Algonquin has been conducting its Locker Protection Program for its fourth year in a row to make students more secure.
Although the college recommends students do not store valuables in their lockers, some are fitted with alarms to deter theft. Security declined to disclose the number of active alarms saying that it would help determine the probability of a locker having one. Random lockers across campus are fitted with alarms that will sound whenever a person tries to force them open.
Originally, the Locker Protection Program started at Carleton University but Algonquin has since adopted it.
“We put (posters) up every year, normally at the beginning of the year because the new students might simply not know what we have here,” said Jason Condon, the coordinator of investigations at campus security.
Although the posters around campus informing students of the program say this program is new, it has been in effect for four years. Condon says if more students are made aware of the program it will help deter any potential theft.
“Certain lockers might be rented out so they’ll go in lockers that are not being used” said Condon.
Lockers in changing rooms that are not assigned to anyone may also be equipped with them.
The Ottawa campus has nearly 6,000 lockers and approximately 4,000 of them are rented out every semester. They may also be shifted to other areas to reduce the probability of a location being compromised.
“There will be a certain sense of randomness, however if there is a reported theft in a certain area then we may target that area,” said Condon.
Condon said that security examines all the technology available to them and utilizes what they see fit to protect students.
The college recommends that students use proper locks to secure their lockers.
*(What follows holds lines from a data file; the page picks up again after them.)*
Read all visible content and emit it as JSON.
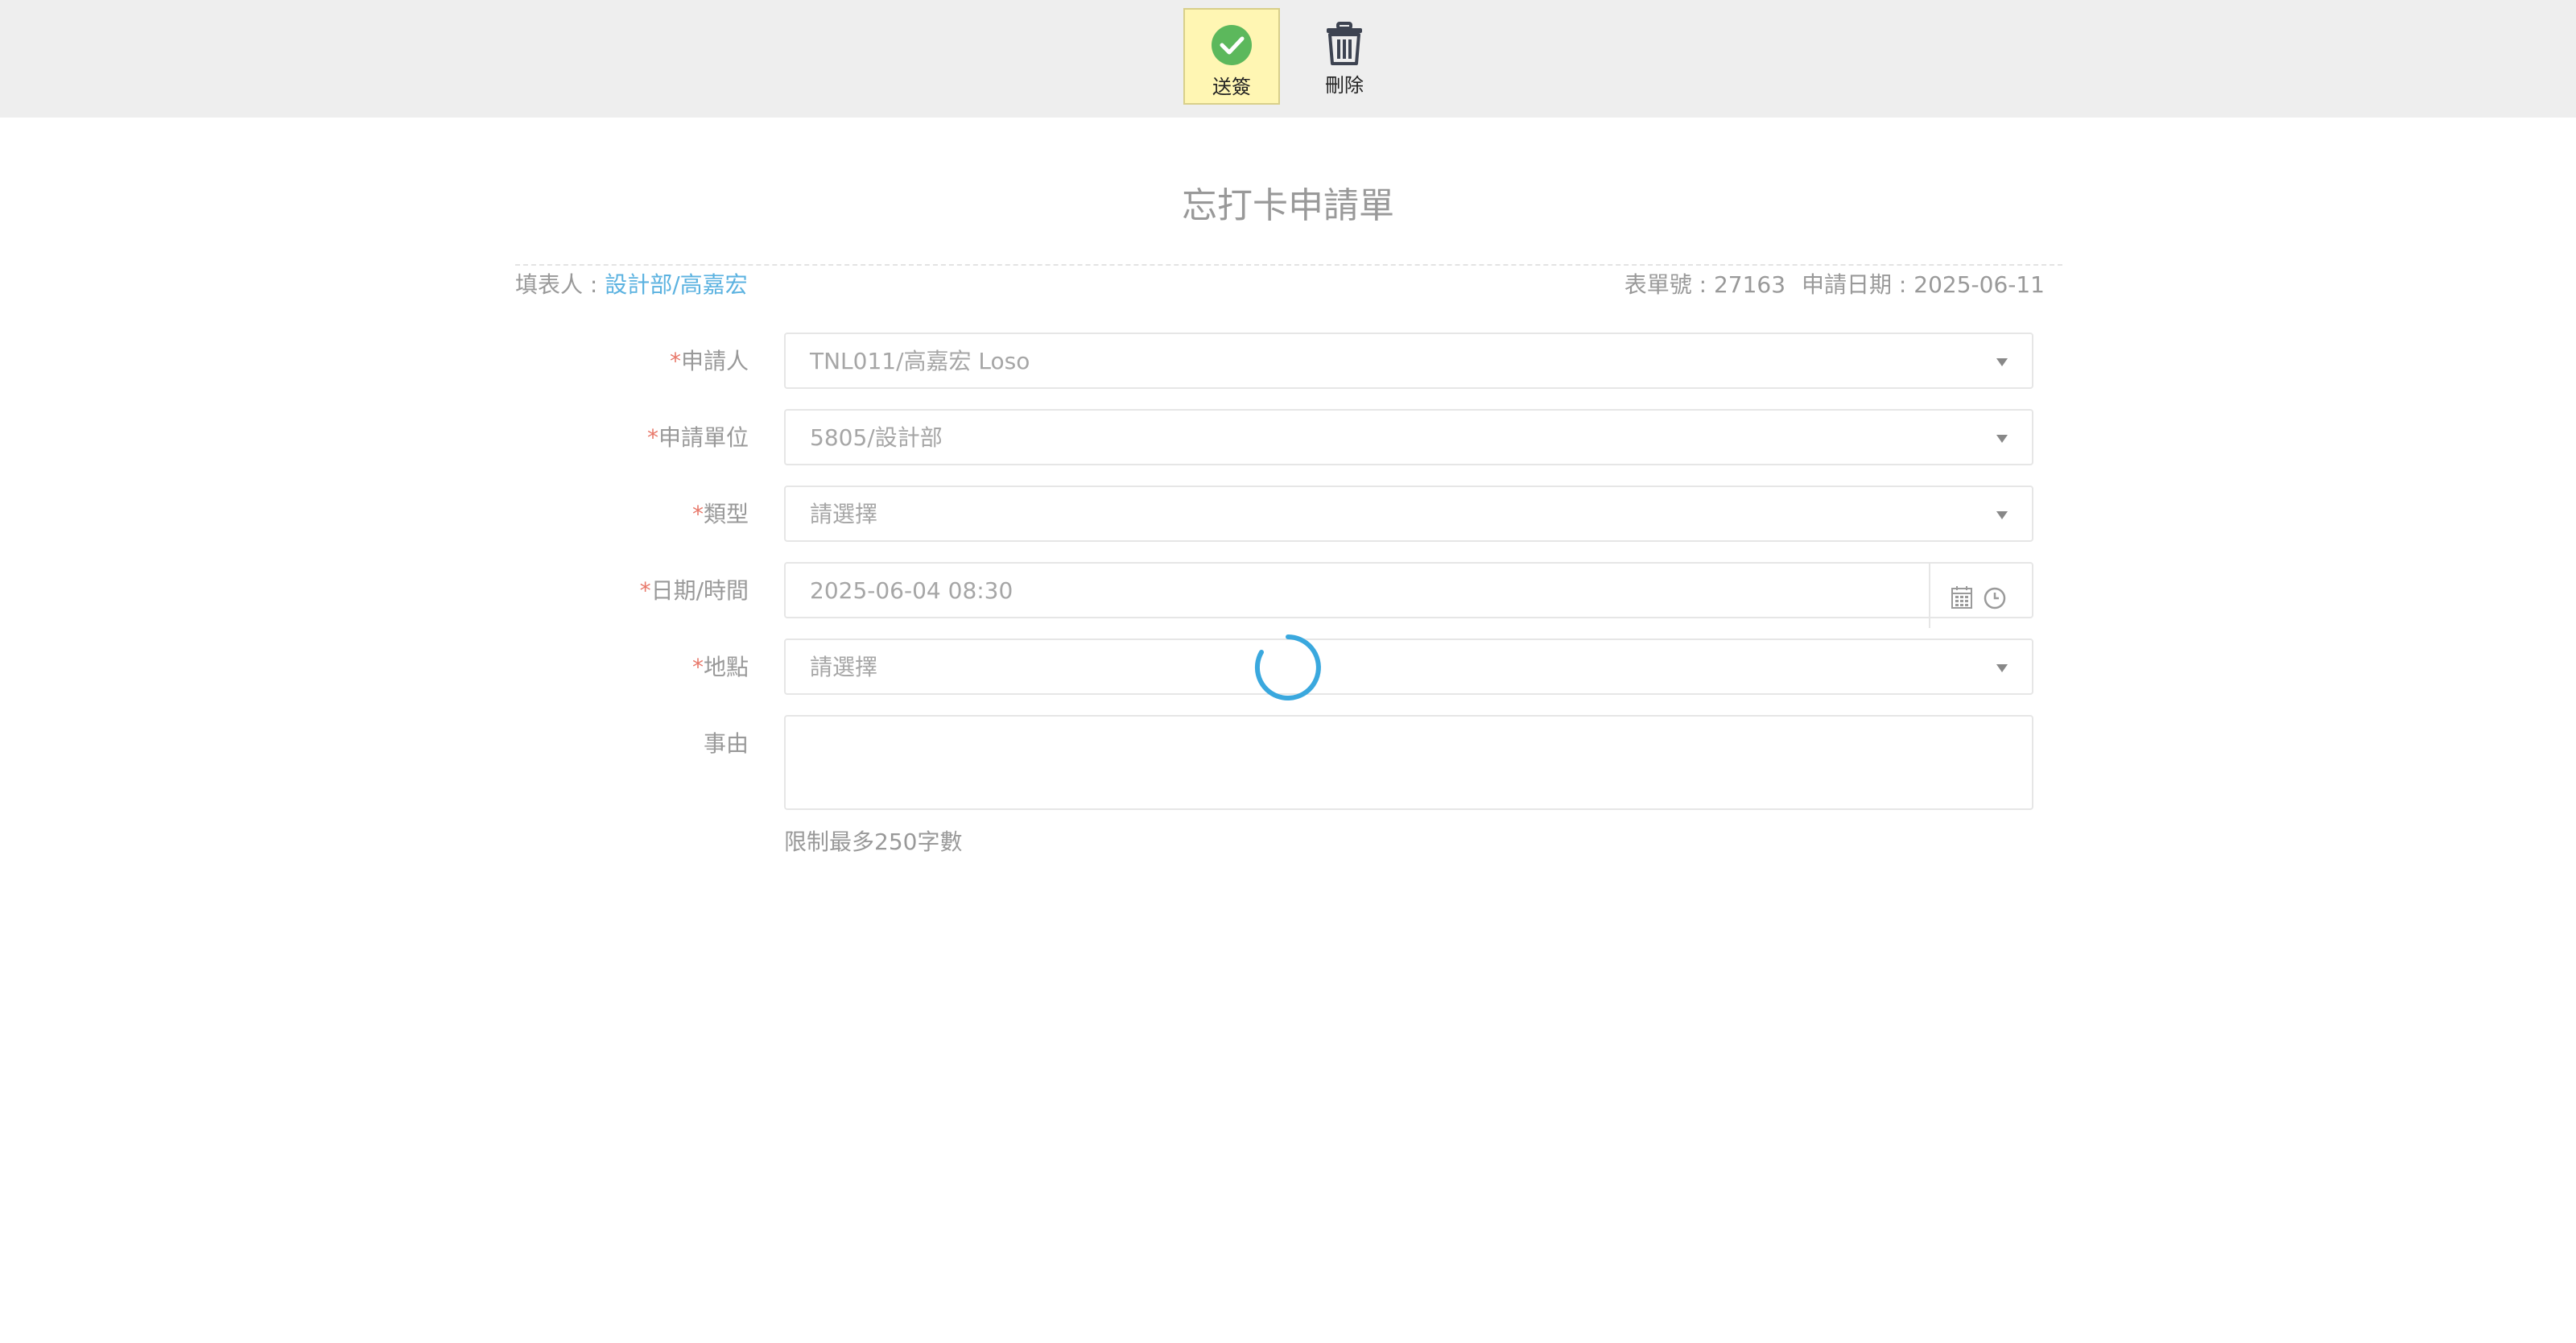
{
  "toolbar": {
    "submit_label": "送簽",
    "delete_label": "刪除"
  },
  "form": {
    "title": "忘打卡申請單",
    "filler_label": "填表人 : ",
    "filler_value": "設計部/高嘉宏",
    "form_no": "表單號 : 27163",
    "apply_date": "申請日期 : 2025-06-11",
    "required_mark": "*",
    "fields": {
      "applicant": {
        "label": "申請人",
        "value": "TNL011/高嘉宏 Loso"
      },
      "unit": {
        "label": "申請單位",
        "value": "5805/設計部"
      },
      "type": {
        "label": "類型",
        "value": "請選擇"
      },
      "datetime": {
        "label": "日期/時間",
        "value": "2025-06-04 08:30"
      },
      "location": {
        "label": "地點",
        "value": "請選擇"
      },
      "reason": {
        "label": "事由",
        "value": ""
      }
    },
    "reason_hint": "限制最多250字數"
  },
  "colors": {
    "accent": "#5bb2e0",
    "required": "#e8786a",
    "submit_bg": "#fff6b3",
    "check_green": "#5cb85c",
    "spinner": "#3aa8de"
  },
  "icons": {
    "submit": "check-circle-icon",
    "delete": "trash-icon",
    "calendar": "calendar-icon",
    "clock": "clock-icon",
    "loading": "loading-spinner"
  }
}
Cheaper locks may be easily forced open and more expensive locks may be difficult to remove if they are defective.
“Our policy is that you shouldn’t place your valuables in lockers and if you have to than make sure you can get some sort of coverage from home insurance,” said Roch Lafond, manager at parking, lockers, coin-ops and card services.
Lafond said that the college has this program because lockers are not completely secure and some students will still insist on storing their valuable in their lockers.
“A lot of people live out of their locker; we don’t encourage that in any way” said Lafond.
The college also discourages students from sharing lockers because of the increased security risk.